Sullivan describes two mega-tribes: the urban-coastal (globalist and intellectually elite), vs. the rural (local and socially driven).  He notes that the end of conscription after the Vietnam war helped keep the tribes apart (and like me, Sullivan made this point in the 1990s during the debate over gays in the military). 

I have to admit that I snicker with some degree of personal contempt when I hear people chanting “lock her up” at Trump rallies, as if they were Manchurian zombies who had abandoned their own personhoods.

But tribal social orientation – and the capacity to put the local group above the self, and regard outsiders as enemies (even if that feeds racism) probably got hardwired into the genes of most people in pre-modern generations.  Some of us seem to have fewer of these genes, stand out, and find ourselves watching our backs.
Sullivan recommends “individuality” as opposed to individualism (in 2004, people were just starting to talk about hyperindividualism  -- Ayn Rand style – as the opposite of solidarity).  And he recommends forgiveness.

Monday, October 01, 2018

City of Philadelphia has literacy program offering books to families with newborn babies, and literacy by all by fourth grade

The City of Philadephia Department of Public Health has announced a couple of literacy programs in a press release today.

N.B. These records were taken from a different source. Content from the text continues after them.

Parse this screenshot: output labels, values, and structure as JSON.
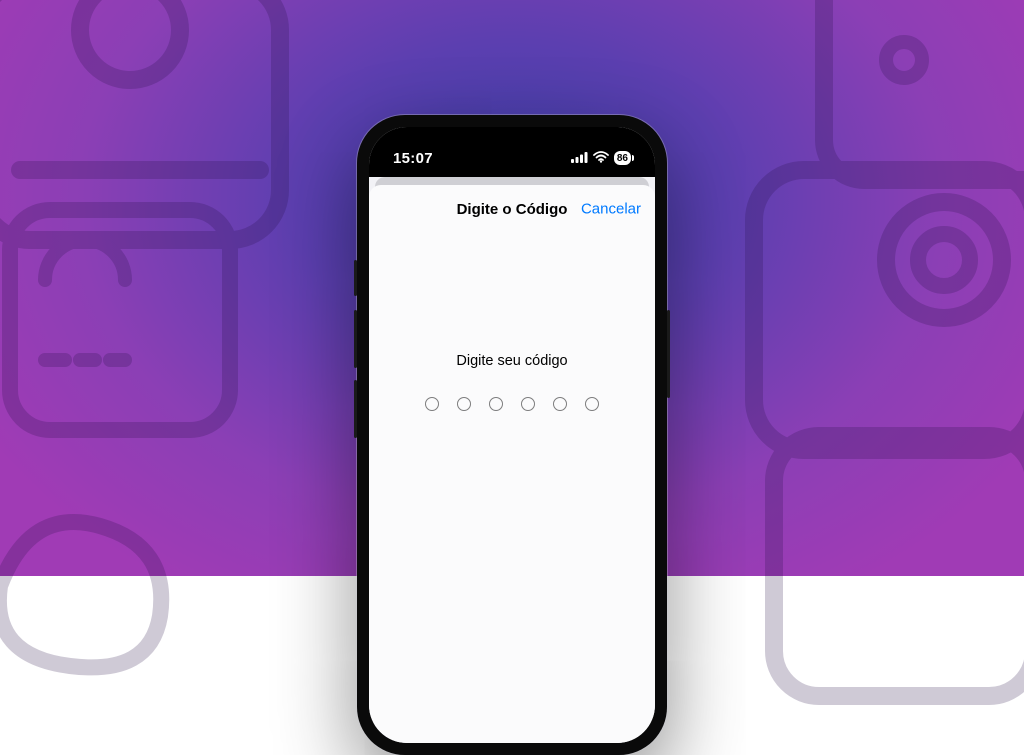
{
  "status_bar": {
    "time": "15:07",
    "battery_level": "86"
  },
  "modal": {
    "title": "Digite o Código",
    "cancel_label": "Cancelar"
  },
  "passcode": {
    "prompt": "Digite seu código",
    "digit_count": 6
  }
}
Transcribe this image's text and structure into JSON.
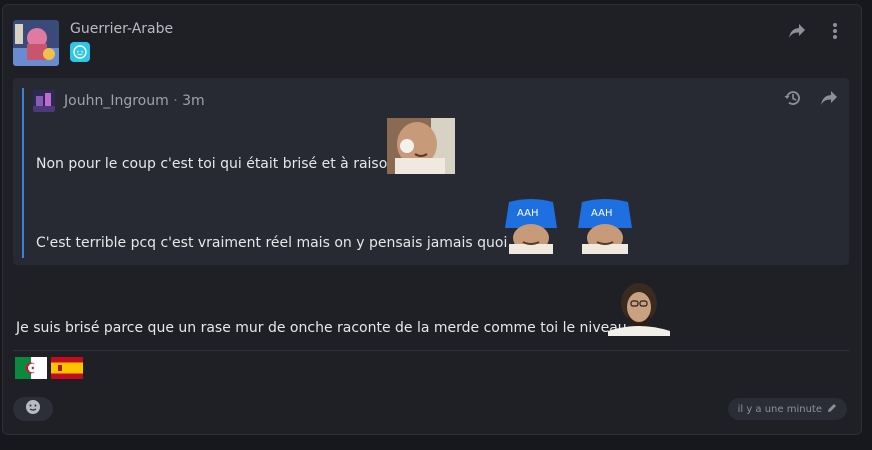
{
  "post": {
    "author": "Guerrier-Arabe",
    "body_text": "Je suis brisé parce que un rase mur de onche raconte de la merde comme toi le niveau",
    "timestamp": "il y a une minute"
  },
  "quote": {
    "author": "Jouhn_Ingroum",
    "separator": "·",
    "time": "3m",
    "line1": "Non pour le coup c'est toi qui était brisé et à raison",
    "line2": "C'est terrible pcq c'est vraiment réel mais on y pensais jamais quoi",
    "sticker_caption": "AAH"
  },
  "icons": {
    "share": "share-icon",
    "more": "more-vert-icon",
    "history": "history-icon",
    "react": "emoji-icon",
    "edit": "pencil-icon"
  },
  "flags": [
    "algeria-flag",
    "spain-flag"
  ],
  "colors": {
    "background": "#16181d",
    "card": "#1e2026",
    "quote_bg": "#272a32",
    "quote_bar": "#3f7fd6",
    "badge": "#2ec7e6"
  }
}
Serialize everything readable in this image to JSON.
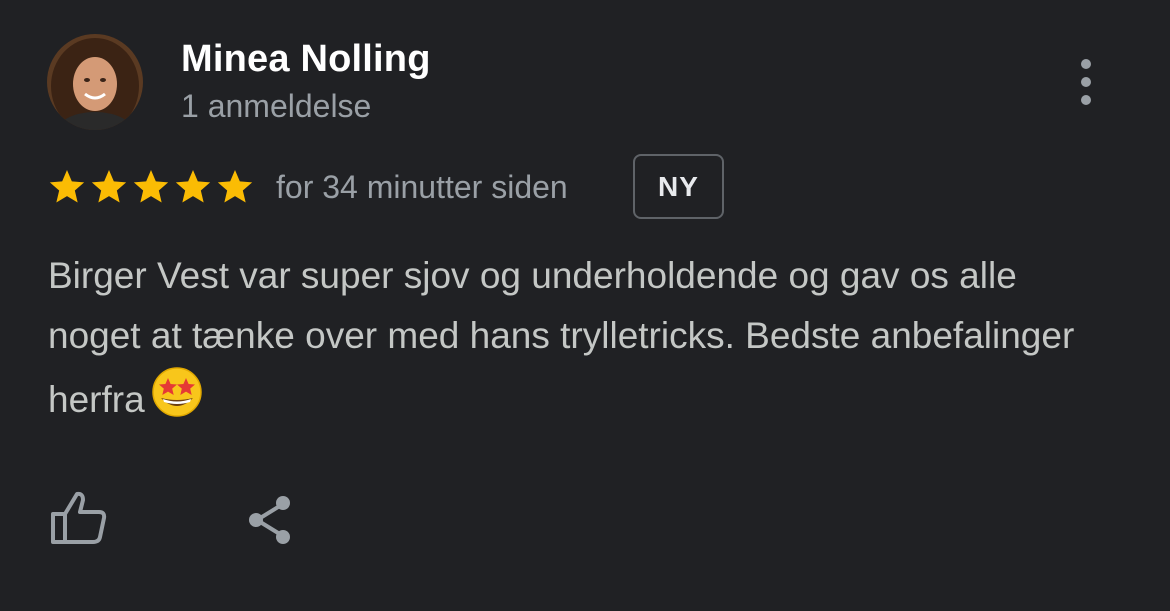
{
  "reviewer": {
    "name": "Minea Nolling",
    "review_count": "1 anmeldelse",
    "avatar_icon": "profile-photo"
  },
  "rating": {
    "stars": 5,
    "max_stars": 5,
    "star_color": "#fbbc04"
  },
  "timestamp": "for 34 minutter siden",
  "badge": "NY",
  "review": {
    "text": "Birger Vest var super sjov og underholdende og gav os alle noget at tænke over med hans trylletricks. Bedste anbefalinger herfra",
    "emoji": "star-struck-emoji"
  },
  "actions": {
    "like_icon": "thumbs-up-icon",
    "share_icon": "share-icon",
    "more_icon": "more-vert-icon"
  },
  "colors": {
    "background": "#202124",
    "secondary_text": "#9aa0a6",
    "body_text": "#c4c7c5"
  }
}
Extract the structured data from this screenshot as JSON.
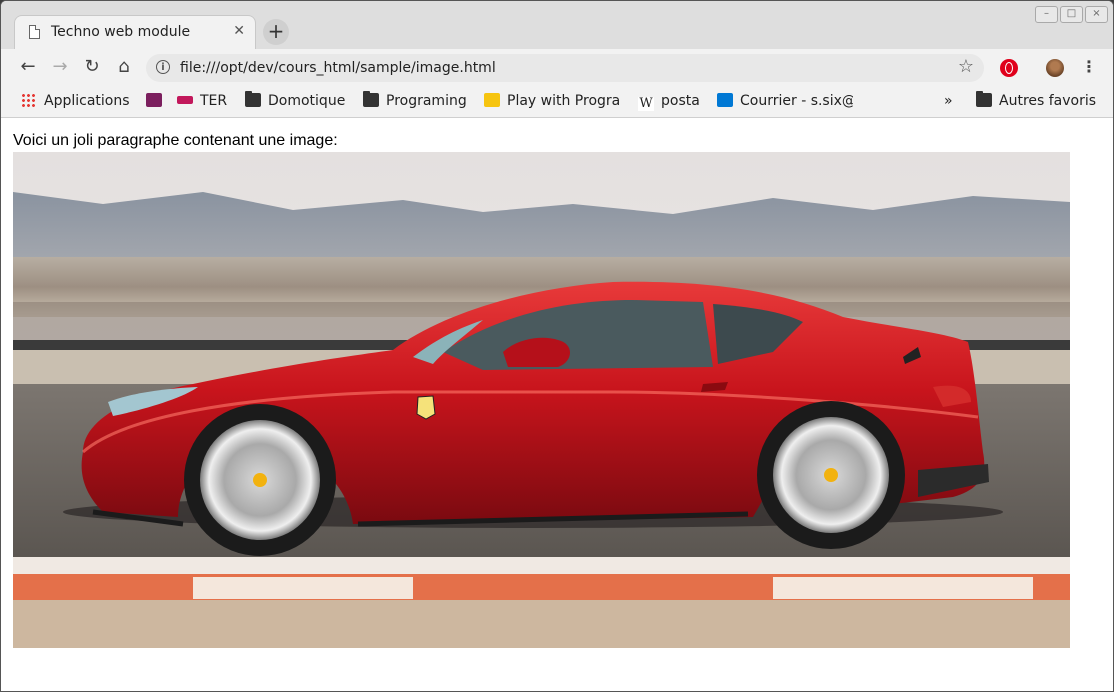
{
  "tab": {
    "title": "Techno web module",
    "close": "✕"
  },
  "newtab_label": "+",
  "address": {
    "url": "file:///opt/dev/cours_html/sample/image.html",
    "info": "i"
  },
  "bookmarks": [
    {
      "label": "Applications",
      "icon": "apps-grid-icon"
    },
    {
      "label": "",
      "icon": "fb-bookmark-icon"
    },
    {
      "label": "TER",
      "icon": "sncf-icon"
    },
    {
      "label": "Domotique",
      "icon": "folder-icon"
    },
    {
      "label": "Programing",
      "icon": "folder-icon"
    },
    {
      "label": "Play with Progra",
      "icon": "play-icon"
    },
    {
      "label": "posta",
      "icon": "wikipedia-icon"
    },
    {
      "label": "Courrier - s.six@",
      "icon": "outlook-icon"
    },
    {
      "label": "Autres favoris",
      "icon": "folder-icon"
    }
  ],
  "overflow": "»",
  "page": {
    "paragraph": "Voici un joli paragraphe contenant une image:"
  },
  "colors": {
    "car": "#c8141c",
    "sky": "#e9e6e6",
    "track": "#6d6862"
  }
}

One of these is “Read by 4th”, which means “Read by Fourth Grade”, with site (no https yet) here  It is offered with the sponsorship of the Free Library of Philadelphia.

There is also a “Baby Book Club” which will distribute children’s books and other literacy materials to every family with newborns in Philadelphia.

The press release from Lauren Ryder from the Department of Public Health did not have a URL to give, so here is a brief excerpt:

“The Health Department will be working with medical staff from each of the city’s six delivery hospitals to ensure every infant born in one of the centers will leave home with at least one book appropriate for babies to start his or her first library.
“Books will be in English and Spanish and will be distributed based on inventory and family preference. The books will also include a code for parents to sign up for a free one-year subscription for National Wildlife Foundation magazines for babies.